[[ Working data open ]]
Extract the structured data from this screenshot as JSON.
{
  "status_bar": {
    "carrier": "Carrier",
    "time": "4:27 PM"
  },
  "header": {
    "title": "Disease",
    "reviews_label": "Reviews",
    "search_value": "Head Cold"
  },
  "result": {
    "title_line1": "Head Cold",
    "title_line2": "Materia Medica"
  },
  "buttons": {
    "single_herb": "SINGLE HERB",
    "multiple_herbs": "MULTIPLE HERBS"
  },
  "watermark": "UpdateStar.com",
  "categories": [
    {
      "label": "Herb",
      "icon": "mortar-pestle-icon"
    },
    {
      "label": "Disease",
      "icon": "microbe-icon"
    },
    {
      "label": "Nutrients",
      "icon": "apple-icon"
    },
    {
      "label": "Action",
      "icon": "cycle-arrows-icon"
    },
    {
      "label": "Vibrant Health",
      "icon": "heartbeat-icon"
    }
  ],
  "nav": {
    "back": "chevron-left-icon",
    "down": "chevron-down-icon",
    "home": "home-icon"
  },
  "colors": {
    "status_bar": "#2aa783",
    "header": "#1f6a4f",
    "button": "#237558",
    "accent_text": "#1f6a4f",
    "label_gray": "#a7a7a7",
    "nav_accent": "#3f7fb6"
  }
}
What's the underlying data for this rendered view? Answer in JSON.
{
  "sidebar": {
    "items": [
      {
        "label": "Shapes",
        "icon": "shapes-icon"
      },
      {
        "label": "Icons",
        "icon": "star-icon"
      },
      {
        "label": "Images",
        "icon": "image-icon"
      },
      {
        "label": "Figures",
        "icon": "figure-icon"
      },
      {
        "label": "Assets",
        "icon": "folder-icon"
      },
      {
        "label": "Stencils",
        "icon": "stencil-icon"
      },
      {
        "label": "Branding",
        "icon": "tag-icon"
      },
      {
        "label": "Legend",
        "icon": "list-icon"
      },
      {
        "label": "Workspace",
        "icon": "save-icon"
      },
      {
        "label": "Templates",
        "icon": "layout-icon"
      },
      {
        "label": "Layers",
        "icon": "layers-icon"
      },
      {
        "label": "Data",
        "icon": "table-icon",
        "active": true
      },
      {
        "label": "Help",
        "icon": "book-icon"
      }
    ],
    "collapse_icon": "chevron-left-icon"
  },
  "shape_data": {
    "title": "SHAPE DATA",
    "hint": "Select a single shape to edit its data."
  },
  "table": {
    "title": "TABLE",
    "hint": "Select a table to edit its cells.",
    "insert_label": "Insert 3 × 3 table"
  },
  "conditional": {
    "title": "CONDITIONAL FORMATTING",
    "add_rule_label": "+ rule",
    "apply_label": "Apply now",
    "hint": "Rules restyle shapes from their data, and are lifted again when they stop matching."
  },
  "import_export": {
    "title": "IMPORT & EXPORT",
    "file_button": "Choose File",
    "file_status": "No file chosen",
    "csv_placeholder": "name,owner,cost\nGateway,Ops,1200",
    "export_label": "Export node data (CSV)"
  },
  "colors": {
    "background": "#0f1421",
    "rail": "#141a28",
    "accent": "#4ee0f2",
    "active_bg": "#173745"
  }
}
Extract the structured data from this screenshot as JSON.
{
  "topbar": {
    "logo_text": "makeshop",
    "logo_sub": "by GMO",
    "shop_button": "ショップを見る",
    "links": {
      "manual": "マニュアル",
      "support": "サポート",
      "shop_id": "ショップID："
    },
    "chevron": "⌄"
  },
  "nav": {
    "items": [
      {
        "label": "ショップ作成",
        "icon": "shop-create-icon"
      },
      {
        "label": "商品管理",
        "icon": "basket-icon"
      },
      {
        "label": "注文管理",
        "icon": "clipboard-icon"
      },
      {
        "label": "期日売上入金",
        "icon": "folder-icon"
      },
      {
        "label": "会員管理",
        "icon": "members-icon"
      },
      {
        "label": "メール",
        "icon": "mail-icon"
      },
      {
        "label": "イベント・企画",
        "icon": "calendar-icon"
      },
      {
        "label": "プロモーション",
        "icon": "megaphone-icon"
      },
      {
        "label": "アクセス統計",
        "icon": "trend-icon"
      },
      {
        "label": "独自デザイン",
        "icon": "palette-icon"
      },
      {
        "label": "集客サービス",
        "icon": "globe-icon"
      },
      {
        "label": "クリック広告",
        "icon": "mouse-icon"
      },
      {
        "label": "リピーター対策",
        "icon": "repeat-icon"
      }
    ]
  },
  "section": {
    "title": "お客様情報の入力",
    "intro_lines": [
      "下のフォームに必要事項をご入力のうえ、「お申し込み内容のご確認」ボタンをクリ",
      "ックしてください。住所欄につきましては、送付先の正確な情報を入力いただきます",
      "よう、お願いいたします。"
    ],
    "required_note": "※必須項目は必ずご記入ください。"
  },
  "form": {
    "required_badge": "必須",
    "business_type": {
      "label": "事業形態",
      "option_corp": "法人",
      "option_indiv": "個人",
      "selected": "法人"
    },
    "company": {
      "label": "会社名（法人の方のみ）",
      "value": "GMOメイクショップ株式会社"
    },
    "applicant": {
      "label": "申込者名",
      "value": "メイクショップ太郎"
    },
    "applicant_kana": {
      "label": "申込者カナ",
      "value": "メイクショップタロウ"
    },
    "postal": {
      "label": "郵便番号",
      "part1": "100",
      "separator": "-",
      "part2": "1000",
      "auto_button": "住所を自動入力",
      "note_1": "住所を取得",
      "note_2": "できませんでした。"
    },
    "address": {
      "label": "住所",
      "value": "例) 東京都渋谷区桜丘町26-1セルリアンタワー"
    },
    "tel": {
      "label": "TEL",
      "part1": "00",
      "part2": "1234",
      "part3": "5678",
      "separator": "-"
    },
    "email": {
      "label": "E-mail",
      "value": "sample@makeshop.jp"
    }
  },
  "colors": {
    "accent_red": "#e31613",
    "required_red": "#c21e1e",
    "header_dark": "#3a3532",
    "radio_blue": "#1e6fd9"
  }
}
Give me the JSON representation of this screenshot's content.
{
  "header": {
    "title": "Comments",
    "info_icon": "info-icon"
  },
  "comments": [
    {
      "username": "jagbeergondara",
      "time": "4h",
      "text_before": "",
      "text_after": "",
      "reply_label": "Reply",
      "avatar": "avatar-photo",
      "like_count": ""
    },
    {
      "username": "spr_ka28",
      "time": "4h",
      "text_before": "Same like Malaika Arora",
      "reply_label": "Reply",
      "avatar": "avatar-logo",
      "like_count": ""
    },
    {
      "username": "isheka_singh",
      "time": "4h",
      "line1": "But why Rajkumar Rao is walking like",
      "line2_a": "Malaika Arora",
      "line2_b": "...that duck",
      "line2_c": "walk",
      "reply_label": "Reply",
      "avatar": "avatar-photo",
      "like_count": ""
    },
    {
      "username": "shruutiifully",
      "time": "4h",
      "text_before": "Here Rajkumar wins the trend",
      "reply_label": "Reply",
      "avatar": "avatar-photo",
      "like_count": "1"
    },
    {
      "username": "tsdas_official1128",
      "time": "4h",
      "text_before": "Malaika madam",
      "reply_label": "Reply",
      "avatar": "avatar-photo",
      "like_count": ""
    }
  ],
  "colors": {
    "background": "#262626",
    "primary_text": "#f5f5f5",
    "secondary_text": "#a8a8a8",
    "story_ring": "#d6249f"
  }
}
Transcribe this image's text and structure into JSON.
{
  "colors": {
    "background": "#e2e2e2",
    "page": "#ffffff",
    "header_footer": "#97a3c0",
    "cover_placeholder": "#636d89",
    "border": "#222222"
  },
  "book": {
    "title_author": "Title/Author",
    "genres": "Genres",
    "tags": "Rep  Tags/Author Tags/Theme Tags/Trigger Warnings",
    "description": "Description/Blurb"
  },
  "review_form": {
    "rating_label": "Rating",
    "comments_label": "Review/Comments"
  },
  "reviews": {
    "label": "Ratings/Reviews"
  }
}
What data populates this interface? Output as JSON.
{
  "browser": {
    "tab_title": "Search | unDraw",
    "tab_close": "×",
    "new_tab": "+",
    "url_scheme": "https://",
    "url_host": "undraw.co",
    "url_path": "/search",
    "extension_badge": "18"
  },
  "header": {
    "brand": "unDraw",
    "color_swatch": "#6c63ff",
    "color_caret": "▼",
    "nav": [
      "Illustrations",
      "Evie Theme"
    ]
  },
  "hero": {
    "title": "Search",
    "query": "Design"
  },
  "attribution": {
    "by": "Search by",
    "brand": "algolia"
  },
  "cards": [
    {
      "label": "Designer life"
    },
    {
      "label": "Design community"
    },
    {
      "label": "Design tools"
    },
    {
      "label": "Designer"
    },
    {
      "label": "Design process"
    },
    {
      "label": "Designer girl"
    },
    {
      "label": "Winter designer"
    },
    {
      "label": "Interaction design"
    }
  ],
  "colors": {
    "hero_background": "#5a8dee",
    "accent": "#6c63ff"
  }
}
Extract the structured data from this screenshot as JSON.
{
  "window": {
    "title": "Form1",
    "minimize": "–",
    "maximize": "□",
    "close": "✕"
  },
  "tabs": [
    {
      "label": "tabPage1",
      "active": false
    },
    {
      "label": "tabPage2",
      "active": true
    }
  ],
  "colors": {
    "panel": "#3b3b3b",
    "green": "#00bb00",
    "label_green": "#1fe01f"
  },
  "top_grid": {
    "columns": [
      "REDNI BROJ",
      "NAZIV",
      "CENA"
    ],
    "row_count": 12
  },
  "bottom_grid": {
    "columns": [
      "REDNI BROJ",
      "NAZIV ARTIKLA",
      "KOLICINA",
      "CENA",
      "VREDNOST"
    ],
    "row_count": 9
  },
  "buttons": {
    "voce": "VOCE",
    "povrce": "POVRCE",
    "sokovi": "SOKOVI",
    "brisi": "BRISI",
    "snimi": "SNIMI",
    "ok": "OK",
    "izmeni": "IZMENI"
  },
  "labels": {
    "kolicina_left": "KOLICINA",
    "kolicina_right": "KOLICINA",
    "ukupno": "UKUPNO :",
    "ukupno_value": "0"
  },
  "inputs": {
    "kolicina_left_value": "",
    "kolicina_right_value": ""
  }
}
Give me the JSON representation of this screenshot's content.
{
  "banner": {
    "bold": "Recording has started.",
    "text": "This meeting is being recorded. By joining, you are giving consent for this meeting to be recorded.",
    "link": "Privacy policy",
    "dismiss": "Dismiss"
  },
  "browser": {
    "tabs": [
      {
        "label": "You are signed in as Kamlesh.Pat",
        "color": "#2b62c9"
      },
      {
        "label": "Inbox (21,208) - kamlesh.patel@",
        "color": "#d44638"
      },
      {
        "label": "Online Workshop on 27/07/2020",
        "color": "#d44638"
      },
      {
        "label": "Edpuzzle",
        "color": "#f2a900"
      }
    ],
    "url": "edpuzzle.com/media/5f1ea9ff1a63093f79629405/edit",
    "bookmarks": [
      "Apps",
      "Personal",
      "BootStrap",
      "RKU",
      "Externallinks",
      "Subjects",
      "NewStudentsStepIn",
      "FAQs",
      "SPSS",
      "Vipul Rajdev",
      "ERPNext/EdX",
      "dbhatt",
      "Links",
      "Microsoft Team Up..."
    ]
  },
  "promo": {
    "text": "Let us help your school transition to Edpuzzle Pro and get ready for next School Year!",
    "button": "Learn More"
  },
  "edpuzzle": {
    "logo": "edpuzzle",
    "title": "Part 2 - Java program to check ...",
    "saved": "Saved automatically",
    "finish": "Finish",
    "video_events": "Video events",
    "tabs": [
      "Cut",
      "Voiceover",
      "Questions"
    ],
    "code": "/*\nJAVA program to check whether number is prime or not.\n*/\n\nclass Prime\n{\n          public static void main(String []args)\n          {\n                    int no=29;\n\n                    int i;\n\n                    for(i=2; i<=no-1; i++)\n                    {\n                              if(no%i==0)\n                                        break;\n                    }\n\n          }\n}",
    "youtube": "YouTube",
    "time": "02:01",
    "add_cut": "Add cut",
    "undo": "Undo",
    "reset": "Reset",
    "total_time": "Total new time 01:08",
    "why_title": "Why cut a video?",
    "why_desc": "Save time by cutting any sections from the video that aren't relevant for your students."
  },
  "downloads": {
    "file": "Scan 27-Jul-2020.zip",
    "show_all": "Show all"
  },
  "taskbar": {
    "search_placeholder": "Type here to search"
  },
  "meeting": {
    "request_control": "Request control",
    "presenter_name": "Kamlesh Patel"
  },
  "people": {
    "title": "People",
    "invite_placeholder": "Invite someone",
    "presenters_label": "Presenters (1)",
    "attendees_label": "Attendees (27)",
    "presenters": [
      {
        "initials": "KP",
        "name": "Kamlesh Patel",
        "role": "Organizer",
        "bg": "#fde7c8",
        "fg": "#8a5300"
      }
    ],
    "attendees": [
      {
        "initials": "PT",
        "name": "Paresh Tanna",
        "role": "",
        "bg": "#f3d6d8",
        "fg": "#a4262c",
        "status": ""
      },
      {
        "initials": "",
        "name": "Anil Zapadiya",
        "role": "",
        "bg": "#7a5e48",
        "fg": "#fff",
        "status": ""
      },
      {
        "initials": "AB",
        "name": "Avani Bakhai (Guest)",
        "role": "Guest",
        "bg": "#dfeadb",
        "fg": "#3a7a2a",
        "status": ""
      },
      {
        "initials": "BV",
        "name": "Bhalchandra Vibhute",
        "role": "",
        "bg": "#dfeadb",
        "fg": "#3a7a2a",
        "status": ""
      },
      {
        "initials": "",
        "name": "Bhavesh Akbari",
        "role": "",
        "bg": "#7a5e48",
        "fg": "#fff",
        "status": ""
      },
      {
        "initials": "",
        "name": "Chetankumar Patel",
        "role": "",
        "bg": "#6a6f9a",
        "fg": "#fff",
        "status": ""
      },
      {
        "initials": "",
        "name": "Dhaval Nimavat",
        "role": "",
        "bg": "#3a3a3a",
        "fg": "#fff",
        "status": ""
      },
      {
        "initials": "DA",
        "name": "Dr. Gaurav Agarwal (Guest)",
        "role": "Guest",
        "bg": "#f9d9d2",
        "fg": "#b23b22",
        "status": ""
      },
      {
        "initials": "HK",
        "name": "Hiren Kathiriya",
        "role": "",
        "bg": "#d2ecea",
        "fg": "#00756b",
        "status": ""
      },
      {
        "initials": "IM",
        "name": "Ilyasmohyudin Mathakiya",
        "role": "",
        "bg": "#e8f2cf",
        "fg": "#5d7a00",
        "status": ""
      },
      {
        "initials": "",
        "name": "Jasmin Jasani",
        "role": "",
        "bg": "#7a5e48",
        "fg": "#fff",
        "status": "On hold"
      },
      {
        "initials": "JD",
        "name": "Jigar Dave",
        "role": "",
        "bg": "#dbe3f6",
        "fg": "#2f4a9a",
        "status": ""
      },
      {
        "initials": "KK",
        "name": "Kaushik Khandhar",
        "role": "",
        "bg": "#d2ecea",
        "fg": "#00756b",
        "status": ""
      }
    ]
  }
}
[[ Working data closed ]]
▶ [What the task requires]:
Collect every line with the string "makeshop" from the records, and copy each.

▶ [Exercise output]:
    "logo_text": "makeshop",
      "value": "sample@makeshop.jp"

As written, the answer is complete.